Last Sunday, I wrote about watching a live church service from home. You can read it here. This Sunday, I experienced a live church service from inside the church.
The communion table— with the words “This do in remembrance of me” etched across the front— was pushed to the side to make room for the stools and music stands.
Drew Krutza and Jessie Hussung, the worship leaders for the morning, were positioning their stools ahead of Sunday’s Facebook Live service at Rich Pond Baptist Church.
Their stools couldn’t be too close— the six-feet rule— but they couldn’t be so far that it looked awkward. Facebook viewers had been commenting.
I sat in the eighth row in the middle section, several rows behind the camera. Drew and Jessie warmed up, practicing the songs for the morning. Drew started playing a hymn from memory that ended up sounding like “Sweet Home Alabama.”
Fewer than 10 people were inside the sanctuary that typically holds hundreds on a Sunday morning. This made the journalistic task of estimating the crowd much easier for me— I’m normally terrible at it.
Director of College Ministry Becca Keen managed the camera.
“We’re just talking to Becca, we’re just singing to Becca,” Drew joked.
The camera was attached via a long yellow cord to the balcony, where two men handled the tech and audio.
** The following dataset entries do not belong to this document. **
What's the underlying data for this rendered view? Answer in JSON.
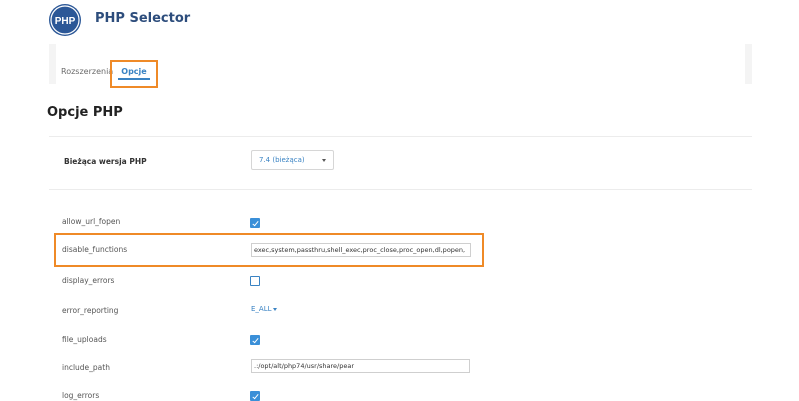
{
  "header": {
    "logo_text": "PHP",
    "title": "PHP Selector"
  },
  "tabs": [
    {
      "label": "Rozszerzenia",
      "active": false
    },
    {
      "label": "Opcje",
      "active": true
    }
  ],
  "section_title": "Opcje PHP",
  "php_version": {
    "label": "Bieżąca wersja PHP",
    "selected": "7.4 (bieżąca)"
  },
  "options": [
    {
      "name": "allow_url_fopen",
      "type": "checkbox",
      "checked": true
    },
    {
      "name": "disable_functions",
      "type": "text",
      "value": "exec,system,passthru,shell_exec,proc_close,proc_open,dl,popen,"
    },
    {
      "name": "display_errors",
      "type": "checkbox",
      "checked": false
    },
    {
      "name": "error_reporting",
      "type": "dropdown",
      "value": "E_ALL"
    },
    {
      "name": "file_uploads",
      "type": "checkbox",
      "checked": true
    },
    {
      "name": "include_path",
      "type": "text",
      "value": ".:/opt/alt/php74/usr/share/pear"
    },
    {
      "name": "log_errors",
      "type": "checkbox",
      "checked": true
    }
  ],
  "colors": {
    "accent": "#3a83c3",
    "highlight": "#ef8a27",
    "brand": "#2b5797"
  }
}
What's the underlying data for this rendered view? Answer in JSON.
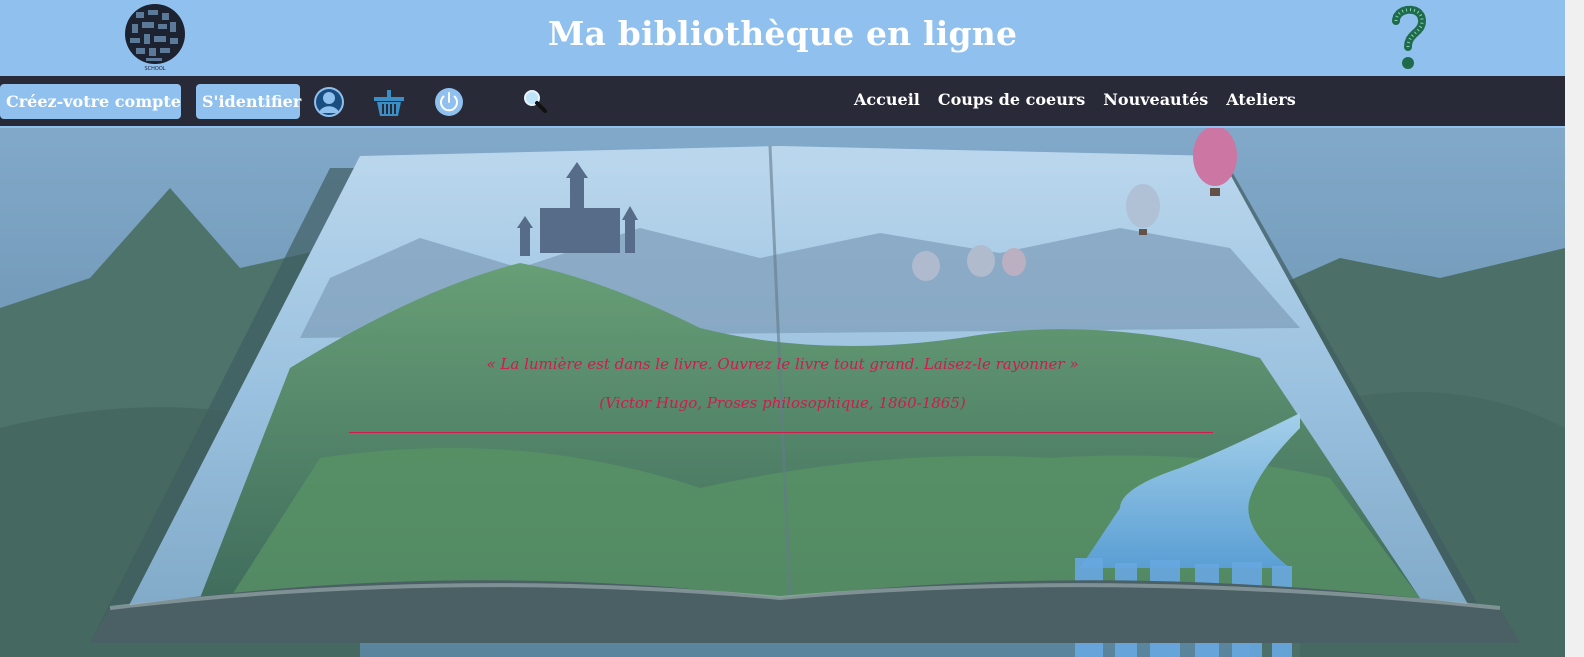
{
  "header": {
    "title": "Ma bibliothèque en ligne",
    "logo_icon": "school-globe-logo",
    "help_icon": "question-mark-icon",
    "background_color": "#8fc0ee"
  },
  "nav": {
    "create_account_label": "Créez-votre compte",
    "login_label": "S'identifier",
    "icons": [
      "user-icon",
      "basket-icon",
      "power-icon",
      "search-icon"
    ],
    "menu": [
      {
        "label": "Accueil"
      },
      {
        "label": "Coups de coeurs"
      },
      {
        "label": "Nouveautés"
      },
      {
        "label": "Ateliers"
      }
    ],
    "background_color": "#292a38"
  },
  "hero": {
    "quote": "« La lumière est dans le livre. Ouvrez le livre tout grand. Laisez-le rayonner »",
    "attribution": "(Victor Hugo, Proses philosophique, 1860-1865)",
    "quote_color": "#d11a4e",
    "image": "open-book-fantasy-landscape"
  }
}
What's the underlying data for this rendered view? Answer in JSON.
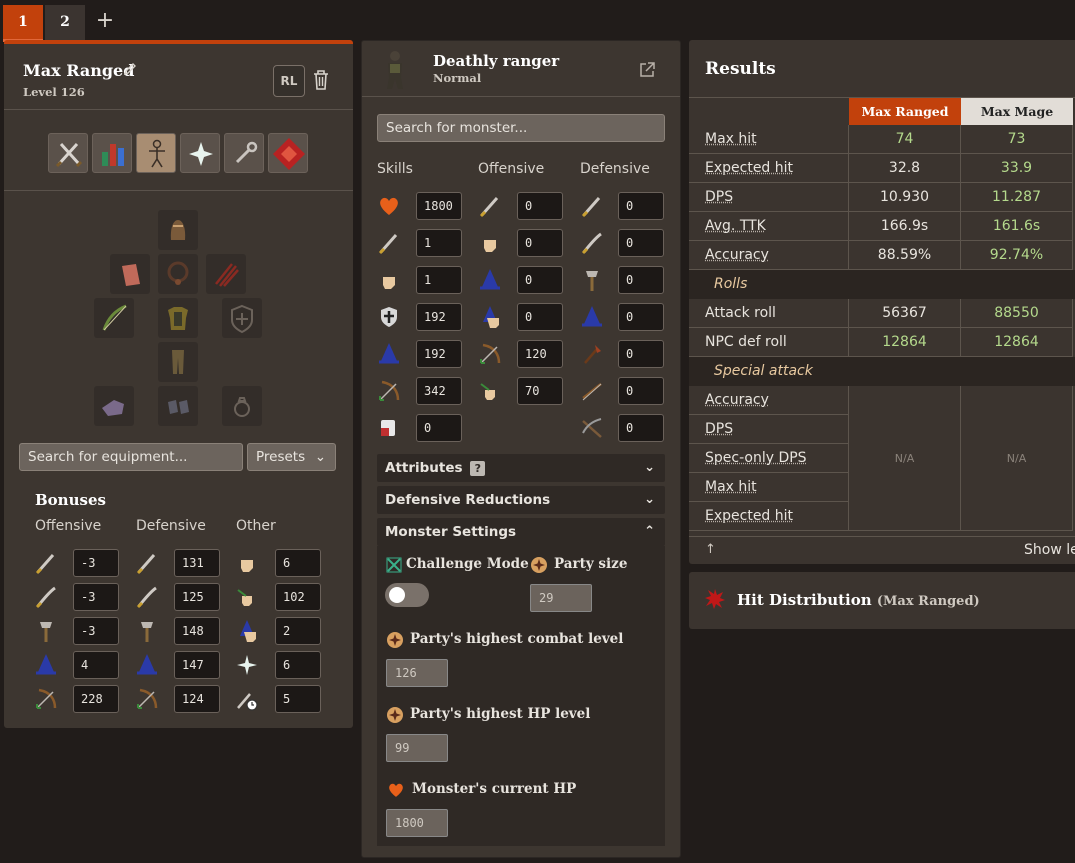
{
  "tabs": [
    {
      "label": "1"
    },
    {
      "label": "2"
    }
  ],
  "tab_add": "+",
  "loadout": {
    "name": "Max Ranged",
    "level": "Level 126",
    "runelite_label": "RL",
    "equipment_search_placeholder": "Search for equipment...",
    "presets_label": "Presets",
    "bonuses": {
      "title": "Bonuses",
      "headers": [
        "Offensive",
        "Defensive",
        "Other"
      ],
      "offensive": [
        "-3",
        "-3",
        "-3",
        "4",
        "228"
      ],
      "defensive": [
        "131",
        "125",
        "148",
        "147",
        "124"
      ],
      "other": [
        "6",
        "102",
        "2",
        "6",
        "5"
      ]
    }
  },
  "monster": {
    "name": "Deathly ranger",
    "variant": "Normal",
    "search_placeholder": "Search for monster...",
    "headers": [
      "Skills",
      "Offensive",
      "Defensive"
    ],
    "skills": [
      "1800",
      "1",
      "1",
      "192",
      "192",
      "342",
      "0"
    ],
    "offensive": [
      "0",
      "0",
      "0",
      "0",
      "120",
      "70"
    ],
    "defensive": [
      "0",
      "0",
      "0",
      "0",
      "0",
      "0",
      "0"
    ],
    "attributes_label": "Attributes",
    "attributes_help": "?",
    "defensive_reductions_label": "Defensive Reductions",
    "monster_settings_label": "Monster Settings",
    "challenge_mode_label": "Challenge Mode",
    "party_size_label": "Party size",
    "party_size": "29",
    "party_combat_label": "Party's highest combat level",
    "party_combat": "126",
    "party_hp_label": "Party's highest HP level",
    "party_hp": "99",
    "current_hp_label": "Monster's current HP",
    "current_hp": "1800"
  },
  "results": {
    "title": "Results",
    "columns": [
      "Max Ranged",
      "Max Mage"
    ],
    "rows": [
      {
        "label": "Max hit",
        "v1": "74",
        "v2": "73"
      },
      {
        "label": "Expected hit",
        "v1": "32.8",
        "v2": "33.9"
      },
      {
        "label": "DPS",
        "v1": "10.930",
        "v2": "11.287"
      },
      {
        "label": "Avg. TTK",
        "v1": "166.9s",
        "v2": "161.6s"
      },
      {
        "label": "Accuracy",
        "v1": "88.59%",
        "v2": "92.74%"
      }
    ],
    "rolls_label": "Rolls",
    "roll_rows": [
      {
        "label": "Attack roll",
        "v1": "56367",
        "v2": "88550"
      },
      {
        "label": "NPC def roll",
        "v1": "12864",
        "v2": "12864"
      }
    ],
    "special_label": "Special attack",
    "special_rows": [
      "Accuracy",
      "DPS",
      "Spec-only DPS",
      "Max hit",
      "Expected hit"
    ],
    "special_na": "N/A",
    "show_label": "Show le",
    "up_arrow": "↑"
  },
  "hit_distribution": {
    "title": "Hit Distribution",
    "subtitle": "(Max Ranged)"
  },
  "colors": {
    "accent": "#c2410c",
    "panel": "#3d3630",
    "background": "#211c1a",
    "positive": "#b4d98c"
  }
}
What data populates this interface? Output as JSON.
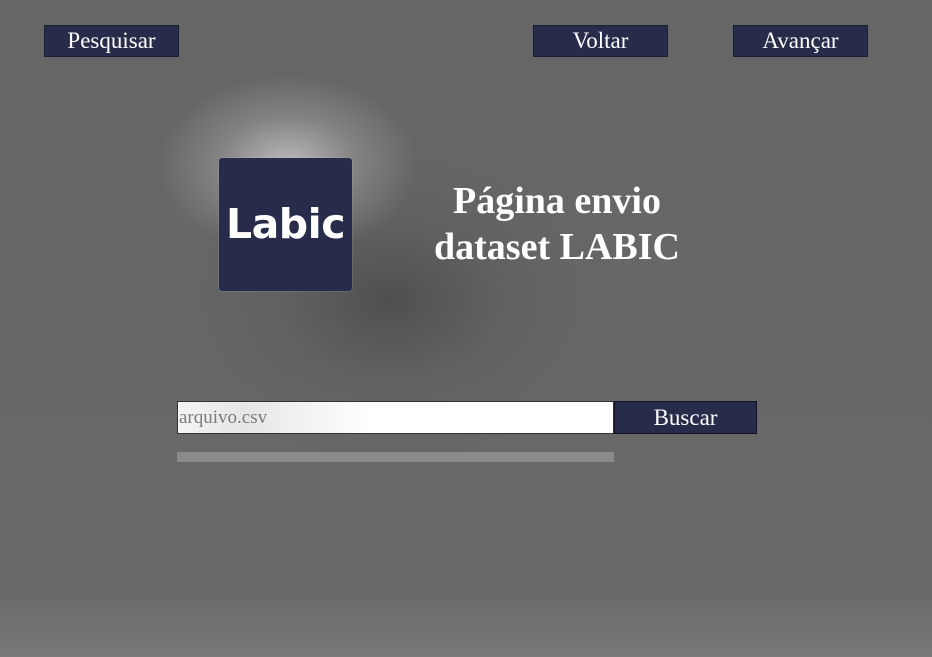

One of them gave a five-minute warning. “I always get nervous,” Jessie mouthed to me.
Then came a five-second countdown. Around three seconds, Drew said, “Smile!”
As service started in a mostly empty sanctuary, memories echoed in my head.
I looked at the yellow cord and felt my foot catch on a similar one, this one outside, marking the boundary of a volleyball court. It was Rich Pond’s Fall Fellowship in 2011, and I remember hearing someone laugh as I tripped over the rope. As soon as I hit the ground, I started crying— I had broken my arm.
I worried that every rustle of my Bible or click of my pen could be heard by the viewers. I heard, all of a sudden, Skittles rolling down the floor beneath my feet, sloped downward toward the front of the sanctuary. It was years ago when friends of my younger siblings dropped a whole bag of Skittles during service. The sound, plus laughs of people sitting in our section, caught the pastor’s notice enough for him to pause preaching.
As we sang, I could hear Brother Steve’s singing to my right, and I saw out of the corner of my eye his hand raise during the final verse of “It is Well with My Soul”— at “the trump shall resound.” I heard, in my head, Brother Steve start to clap, and I remembered my dad smiling at me when we whispered in church that we knew Brother Steve would clap at a particular part in a song. He always had some well-known favorite lines.
Brother Steve preached on 1 Samuel 17, when David defeats the giant Goliath with a slingshot and a stone.
Having just finished season three of Stranger Things the night before, I couldn’t help but think of Lucas and his slingshot against the Mind Flayer. I texted this to my sister, who was watching live at home; she said, “That’s what I just said to the family.”
In 1 Samuel 17, the Israelite army was retreating in fear from the giant, but David, a young shepherd, ran toward the danger.
This was an appropriate passage for Palm Sunday, Brother Steve said, when Jesus journeyed toward Jerusalem, knowing he was going to die there. Like David, Jesus knowingly went toward danger for the good of others, not for himself.
Brother Steve offered another example of people acting in this way: the 85,000 healthcare workers volunteering in New York, many of whom came from out of state. They, too, ran toward danger.
When Brother Steve ended service and walked off camera, we all waited silently for the all clear.
“It’s still weird,” Drew called from the back of the sanctuary.
We all stood up, saying goodbye to each other from at least six feet apart. I contrasted it with how Rich Pond services ended while I was growing up— we’d reach across the aisles and hold hands with the person next to us, singing one more verse or chorus together. That’s unthinkable today.
Before I left, I stopped at the women’s bathroom outside the sanctuary. I wanted to confirm the floral wallpaper of my memory— but either my memory failed me, or the bathroom has been repainted. The walls were painted a tan color.
After staring at the walls, I walked right into a stall. There was no line.